Shining a light after tragedy follows birth
Post-partum mental illnesses gain focus
News staff writer
Christmas wreaths hung on the front of the historic Avondale home and tree lights twinkled through a front window in mid-December, giving no sign of the tragedy that would occur.
Likewise, the beautiful and normally buoyant Jenny Gibbs Bankston gave few clues of the post-partum illness tormenting her.
On Dec. 19, shortly after , her husband, Chip, came home and found his wife and their 7-week-old son, Graham, in the backyard, fatally shot. Only then did Jenny Bankston's family realize that the 33-year-old, first-time mother had been in the grips of a serious illness that caused her to take her son's life and then her own.

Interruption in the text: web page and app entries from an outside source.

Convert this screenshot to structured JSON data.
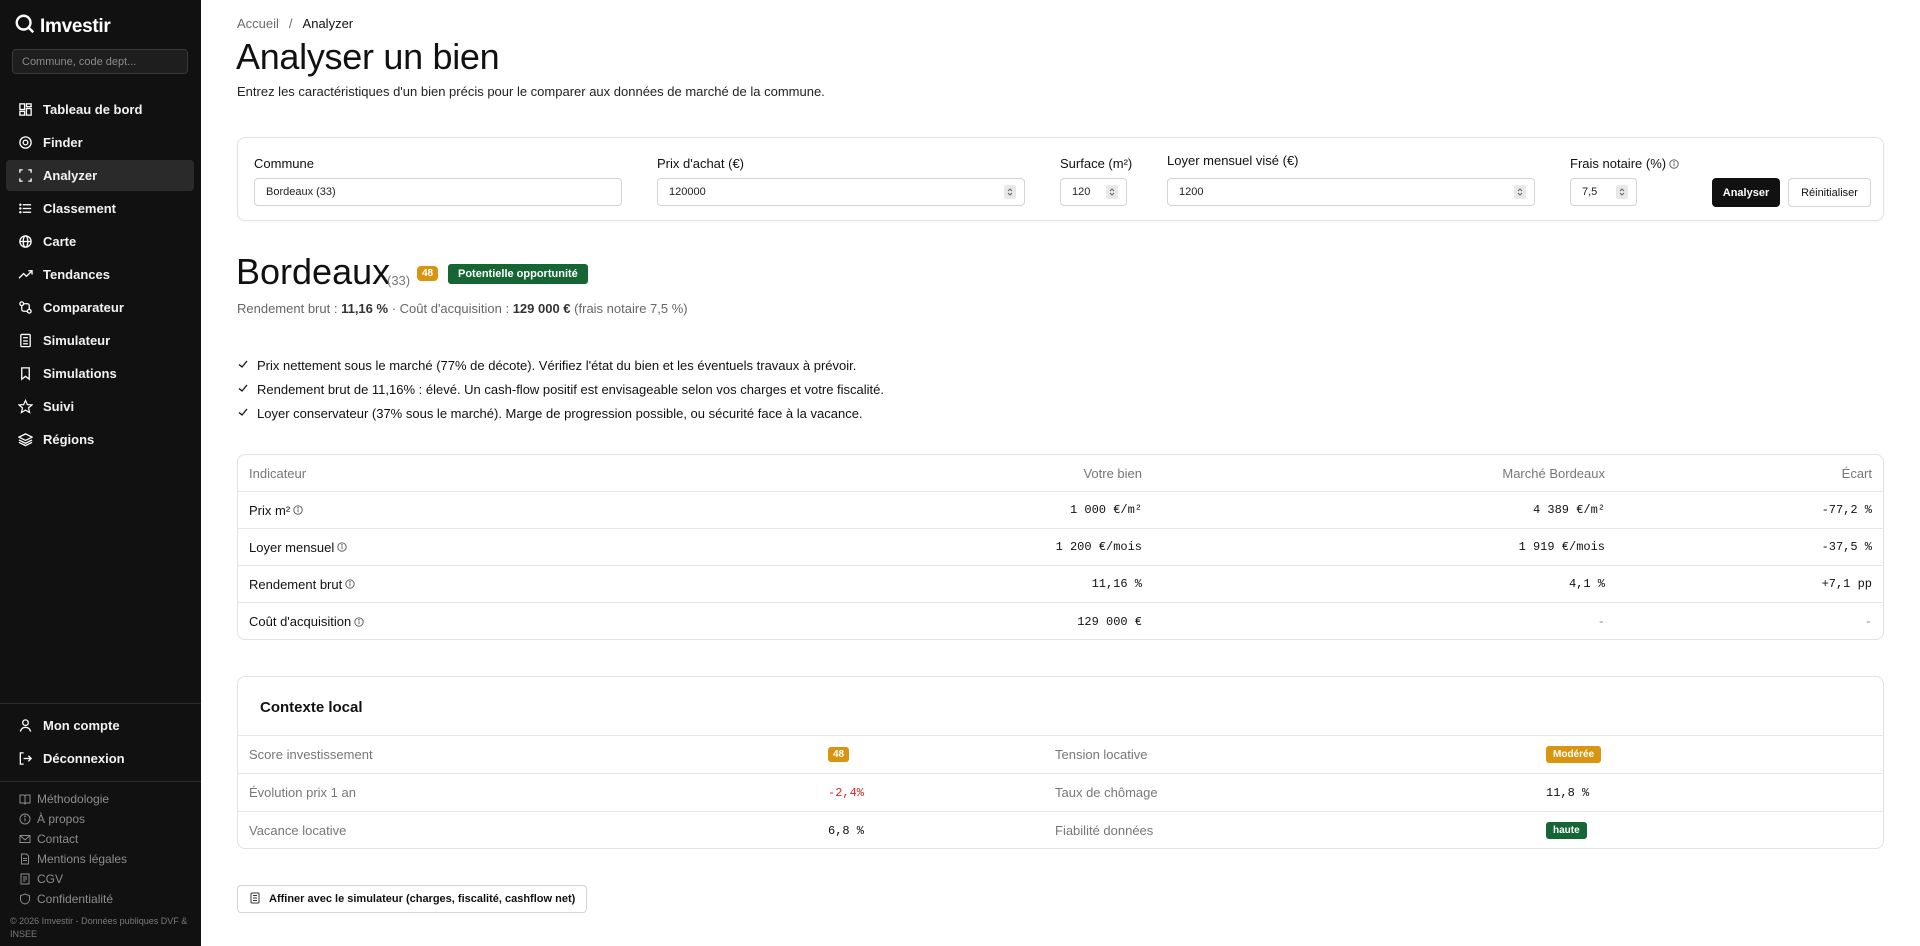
{
  "app": {
    "name": "Imvestir"
  },
  "sidebar": {
    "search_placeholder": "Commune, code dept...",
    "items": [
      {
        "label": "Tableau de bord",
        "icon": "dashboard-icon"
      },
      {
        "label": "Finder",
        "icon": "target-icon"
      },
      {
        "label": "Analyzer",
        "icon": "scan-icon"
      },
      {
        "label": "Classement",
        "icon": "list-icon"
      },
      {
        "label": "Carte",
        "icon": "globe-icon"
      },
      {
        "label": "Tendances",
        "icon": "trending-icon"
      },
      {
        "label": "Comparateur",
        "icon": "compare-icon"
      },
      {
        "label": "Simulateur",
        "icon": "calculator-icon"
      },
      {
        "label": "Simulations",
        "icon": "bookmark-icon"
      },
      {
        "label": "Suivi",
        "icon": "star-icon"
      },
      {
        "label": "Régions",
        "icon": "layers-icon"
      }
    ],
    "active_index": 2,
    "account_label": "Mon compte",
    "logout_label": "Déconnexion",
    "footer_links": [
      "Méthodologie",
      "À propos",
      "Contact",
      "Mentions légales",
      "CGV",
      "Confidentialité"
    ],
    "copyright": "© 2026 Imvestir - Données publiques DVF & INSEE"
  },
  "breadcrumb": {
    "home": "Accueil",
    "separator": "/",
    "current": "Analyzer"
  },
  "page": {
    "title": "Analyser un bien",
    "subtitle": "Entrez les caractéristiques d'un bien précis pour le comparer aux données de marché de la commune."
  },
  "form": {
    "commune_label": "Commune",
    "commune_value": "Bordeaux (33)",
    "prix_label": "Prix d'achat (€)",
    "prix_value": "120000",
    "surface_label": "Surface (m²)",
    "surface_value": "120",
    "loyer_label": "Loyer mensuel visé (€)",
    "loyer_value": "1200",
    "frais_label": "Frais notaire (%)",
    "frais_value": "7,5",
    "analyze_label": "Analyser",
    "reset_label": "Réinitialiser"
  },
  "result": {
    "city": "Bordeaux",
    "dept": "(33)",
    "score": "48",
    "badge": "Potentielle opportunité",
    "summary_prefix": "Rendement brut :",
    "summary_yield": "11,16 %",
    "summary_mid": "· Coût d'acquisition :",
    "summary_cost": "129 000 €",
    "summary_suffix": "(frais notaire 7,5 %)",
    "checks": [
      "Prix nettement sous le marché (77% de décote). Vérifiez l'état du bien et les éventuels travaux à prévoir.",
      "Rendement brut de 11,16% : élevé. Un cash-flow positif est envisageable selon vos charges et votre fiscalité.",
      "Loyer conservateur (37% sous le marché). Marge de progression possible, ou sécurité face à la vacance."
    ]
  },
  "comparison": {
    "headers": [
      "Indicateur",
      "Votre bien",
      "Marché Bordeaux",
      "Écart"
    ],
    "rows": [
      {
        "label": "Prix m²",
        "yours": "1 000 €/m²",
        "market": "4 389 €/m²",
        "gap": "-77,2 %"
      },
      {
        "label": "Loyer mensuel",
        "yours": "1 200 €/mois",
        "market": "1 919 €/mois",
        "gap": "-37,5 %"
      },
      {
        "label": "Rendement brut",
        "yours": "11,16 %",
        "market": "4,1 %",
        "gap": "+7,1 pp"
      },
      {
        "label": "Coût d'acquisition",
        "yours": "129 000 €",
        "market": "-",
        "gap": "-"
      }
    ]
  },
  "context": {
    "title": "Contexte local",
    "rows": [
      {
        "k1": "Score investissement",
        "v1": "48",
        "k2": "Tension locative",
        "v2": "Modérée"
      },
      {
        "k1": "Évolution prix 1 an",
        "v1": "-2,4%",
        "k2": "Taux de chômage",
        "v2": "11,8 %"
      },
      {
        "k1": "Vacance locative",
        "v1": "6,8 %",
        "k2": "Fiabilité données",
        "v2": "haute"
      }
    ],
    "colors": {
      "score": "#d99412",
      "tension": "#d99412",
      "reliability": "#166534",
      "negative": "#dc2626"
    }
  },
  "simulator_button": "Affiner avec le simulateur (charges, fiscalité, cashflow net)"
}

It's something her loved ones say they could have never imagined. Bankston's mother had just talked to her daughter an hour and a half before. Jenny talked about getting ready for Christmas and how cute the baby was. She did not reveal that she had been to a sporting goods store earlier in the day and purchased a gun.

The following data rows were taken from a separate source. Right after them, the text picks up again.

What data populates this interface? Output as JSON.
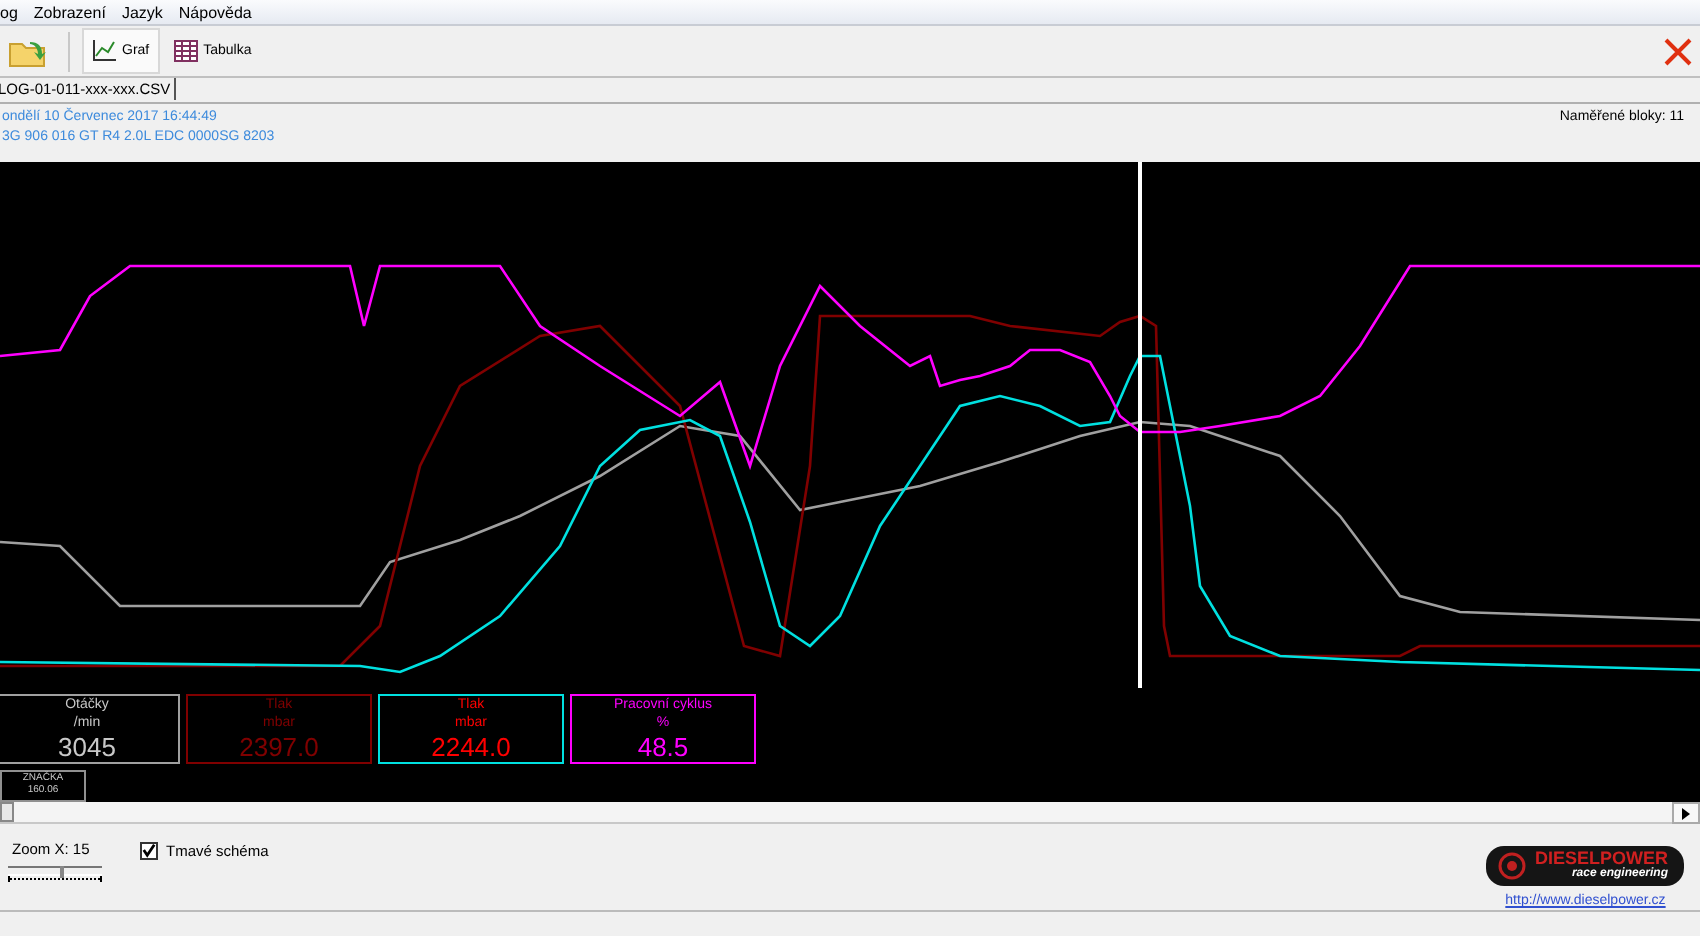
{
  "menu": [
    "og",
    "Zobrazení",
    "Jazyk",
    "Nápověda"
  ],
  "toolbar": [
    {
      "label": "Graf",
      "kind": "chart",
      "selected": true
    },
    {
      "label": "Tabulka",
      "kind": "table",
      "selected": false
    }
  ],
  "file_tab": {
    "label": "LOG-01-011-xxx-xxx.CSV"
  },
  "info": {
    "date": "ondělí 10 Červenec 2017 16:44:49",
    "engine": "3G 906 016 GT  R4 2.0L EDC 0000SG  8203",
    "blocks": "Naměřené bloky: 11"
  },
  "gauges": [
    {
      "color": "#a0a0a0",
      "reading": {
        "label": "Otáčky",
        "unit": "/min",
        "value": "3045",
        "color": "#c8c8c8"
      }
    },
    {
      "color": "#800000",
      "reading": {
        "label": "Tlak",
        "unit": "mbar",
        "value": "2397.0",
        "color": "#800000"
      }
    },
    {
      "color": "#00e0e0",
      "reading": {
        "label": "Tlak",
        "unit": "mbar",
        "value": "2244.0",
        "color": "#ff0000"
      }
    },
    {
      "color": "#ff00ff",
      "reading": {
        "label": "Pracovní cyklus",
        "unit": "%",
        "value": "48.5",
        "color": "#ff00ff"
      }
    }
  ],
  "marker": {
    "label": "ZNAČKA",
    "value": "160.06"
  },
  "zoom": {
    "label": "Zoom X: 15",
    "level": 0.55
  },
  "dark_scheme": {
    "label": "Tmavé schéma",
    "checked": true
  },
  "logo": {
    "title": "DIESELPOWER",
    "subtitle": "race engineering"
  },
  "link": "http://www.dieselpower.cz"
}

"It was completely out of the blue," her fraternal twin sister, Becky Lavelle, said in a recorded interview with Endurance Planet, an Internet-based news source for athletes. "She was just so positive and outgoing and upbeat, caring, creative ... really the complete opposite when you think of a depressed person."

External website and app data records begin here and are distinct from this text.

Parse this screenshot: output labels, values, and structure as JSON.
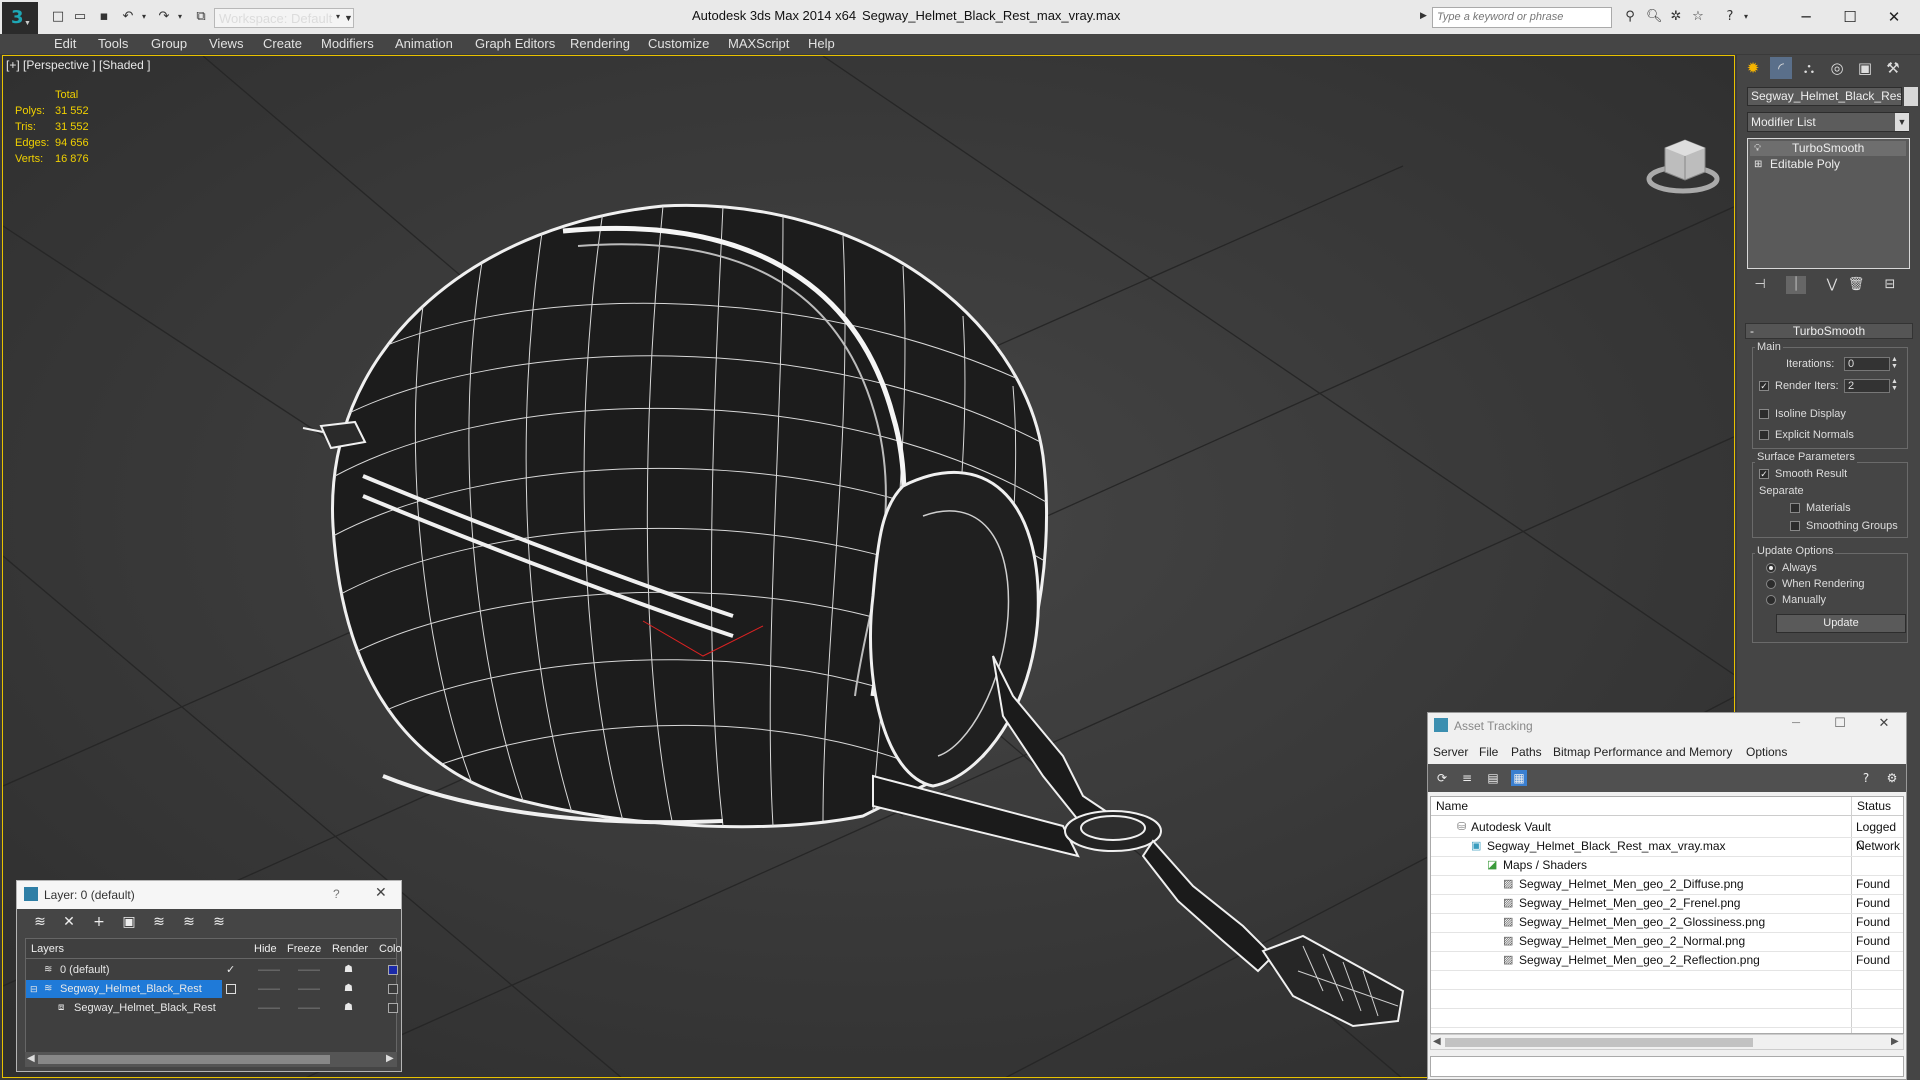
{
  "app": {
    "title": "Autodesk 3ds Max  2014 x64",
    "file": "Segway_Helmet_Black_Rest_max_vray.max",
    "workspace": "Workspace: Default",
    "search_placeholder": "Type a keyword or phrase"
  },
  "menu": [
    "Edit",
    "Tools",
    "Group",
    "Views",
    "Create",
    "Modifiers",
    "Animation",
    "Graph Editors",
    "Rendering",
    "Customize",
    "MAXScript",
    "Help"
  ],
  "viewport": {
    "label": "[+] [Perspective ] [Shaded ]",
    "stats": {
      "header": "Total",
      "rows": [
        {
          "label": "Polys:",
          "value": "31 552"
        },
        {
          "label": "Tris:",
          "value": "31 552"
        },
        {
          "label": "Edges:",
          "value": "94 656"
        },
        {
          "label": "Verts:",
          "value": "16 876"
        }
      ]
    }
  },
  "command_panel": {
    "object_name": "Segway_Helmet_Black_Rest",
    "modifier_list": "Modifier List",
    "stack": [
      "TurboSmooth",
      "Editable Poly"
    ],
    "turbosmooth": {
      "title": "TurboSmooth",
      "main": "Main",
      "iterations_label": "Iterations:",
      "iterations": "0",
      "render_iters_label": "Render Iters:",
      "render_iters": "2",
      "isoline": "Isoline Display",
      "explicit": "Explicit Normals",
      "surface_params": "Surface Parameters",
      "smooth_result": "Smooth Result",
      "separate": "Separate",
      "materials": "Materials",
      "smoothing_groups": "Smoothing Groups",
      "update_options": "Update Options",
      "always": "Always",
      "when_rendering": "When Rendering",
      "manually": "Manually",
      "update": "Update"
    }
  },
  "asset_tracking": {
    "title": "Asset Tracking",
    "menu": [
      "Server",
      "File",
      "Paths",
      "Bitmap Performance and Memory",
      "Options"
    ],
    "columns": {
      "name": "Name",
      "status": "Status"
    },
    "rows": [
      {
        "name": "Autodesk Vault",
        "status": "Logged C"
      },
      {
        "name": "Segway_Helmet_Black_Rest_max_vray.max",
        "status": "Network"
      },
      {
        "name": "Maps / Shaders",
        "status": ""
      },
      {
        "name": "Segway_Helmet_Men_geo_2_Diffuse.png",
        "status": "Found"
      },
      {
        "name": "Segway_Helmet_Men_geo_2_Frenel.png",
        "status": "Found"
      },
      {
        "name": "Segway_Helmet_Men_geo_2_Glossiness.png",
        "status": "Found"
      },
      {
        "name": "Segway_Helmet_Men_geo_2_Normal.png",
        "status": "Found"
      },
      {
        "name": "Segway_Helmet_Men_geo_2_Reflection.png",
        "status": "Found"
      }
    ]
  },
  "layers": {
    "title": "Layer: 0 (default)",
    "help": "?",
    "columns": [
      "Layers",
      "Hide",
      "Freeze",
      "Render",
      "Colo"
    ],
    "rows": [
      {
        "name": "0 (default)"
      },
      {
        "name": "Segway_Helmet_Black_Rest"
      },
      {
        "name": "Segway_Helmet_Black_Rest"
      }
    ]
  },
  "colors": {
    "accent": "#1ea7b5",
    "stats": "#f0d000",
    "selection": "#1f7ad8",
    "viewport_border": "#e8c200"
  }
}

Almost immediately after the deaths, Bankston's family decided to create a nonprofit organization, Jenny's Light, to raise awareness about perinatal mood disorders - depression, psychosis and other mental problems that develop during pregnancy and up to one year after childbirth. The goal is to help other suffering mothers move out of darkness and into light.
"It gave us a cause to try to make something good out of something tragic," said Jenny's mother, Sandy Gibbs of
The first large fundraiser for Jenny's Light was Saturday. The golf tournament at Highland Park Golf Course raised more than $50,000, doubling what the nonprofit had previously raised.
Chip Bankston, who just completed his residency in orthopedic surgery at the
"A lot of friends loved Jenny a lot," he said.
Jenny and Chip Bankston met as college students at
"She wanted a baby in the worst way," her father, Bob Gibbs, said.
More than the blues:
Some form of the "baby blues" affects most women in the first few weeks after delivery.
But post-partum disorders - depression and psychosis - are different. They are clinical illnesses that must be treated, said Jesse Kuendig, a licensed social worker with expertise in perinatal mood disorders and a Jenny's Light board member.
The disorders often go undetected by family, friends and even treating physicians, Kuendig said. Many women feel guilty about their depression and hide it, she said. The myths of motherhood - that everything is instinctual, that you're supposed to feel only happiness - make many ashamed to admit they're struggling.
"It's supposed to be the happiest time of your life, and for many women it's not," Kuendig said. "Mental illness has a stigma and post-partum illnesses even more so. That makes it very, very hard for women to talk about the hard parts."
Jenny Bankston was having trouble with breastfeeding and lack of sleep, her parents said. Not working and being a stay-at-home mother was also an ajustment, they said. But they viewed those issues as normal, not troubling.
Post-partum depression affects about 15 percent of mothers in the first year after their baby's birth, she said.
That's much higher than gestational diabetes, which all mothers are tested for in their pregnancy, yet there is no universal screening of women for pregnancy-related mental illnesses, Kuendig said.
Through Jenny's Light, Bankston's family hopes to change that and is starting with grass-roots efforts in
Kuendig said the baby blues are characterized by some crying, anxiety or sadness in the first few weeks after the baby is born, but the predominant mood is still happiness. The blues go away on their own.
With post-partum depression, however, the predominant mood is not happiness. A mother suffering from the depression has feelings of sadness, anxiety and worthlessness. She may seem to have lost pleasure in life, may not be able to sleep even when the baby is sleeping and may think of harming herself.
The depression often starts two to three weeks after delivery, although it can start anytime in the first year, and lasts for more than two weeks.
Changing hormone levels play a big role in the baby blues, but the causes are less certain in post-partum depression.
Big life changes during pregnancy, such as a move or quitting work, a family history of mood disorders, sleep deprivation, difficulty breastfeeding and lack of social support all are believed to be contributing factors, Kuendig said.
Less common is post-partum psychosis, which affects about 1 in 1,000 mothers. The onset can be as soon as three days to four weeks post-partum and can be sudden. Symptoms are paranoia, delusions, hallucinations and very disorganized behavior. Suicide and infanticide are a risk of the disorder, Kuendig said.
"Post-partum psychosis is considered a medical emergency, and a woman needs to go to the emergency department," she said.
The problem is psychosis can be disguised. A new mother may be psychotic one moment and seem fine the next. Risk factors for post-partum psychosis are a history of bipolar disorder and having had the illness before, in addition to the contributing factors of post-partum depression.
Treatable, if detected:
Bankston's parents said they believe their daughter had post-partum psychosis, but they will never know for sure. She had no prior history of mental illness.
A woman doesn't usually have a post-partum checkup with her obstetrician until six weeks after delivery. That's a long wait for a woman suffering with mental illness.
Kuendig said Jenny's Light wants to encourage pediatricians, who see the mothers sooner and much more frequently, to help with detection.
Supporters of Jenny's Light also want the charity to become a place women can turn for help.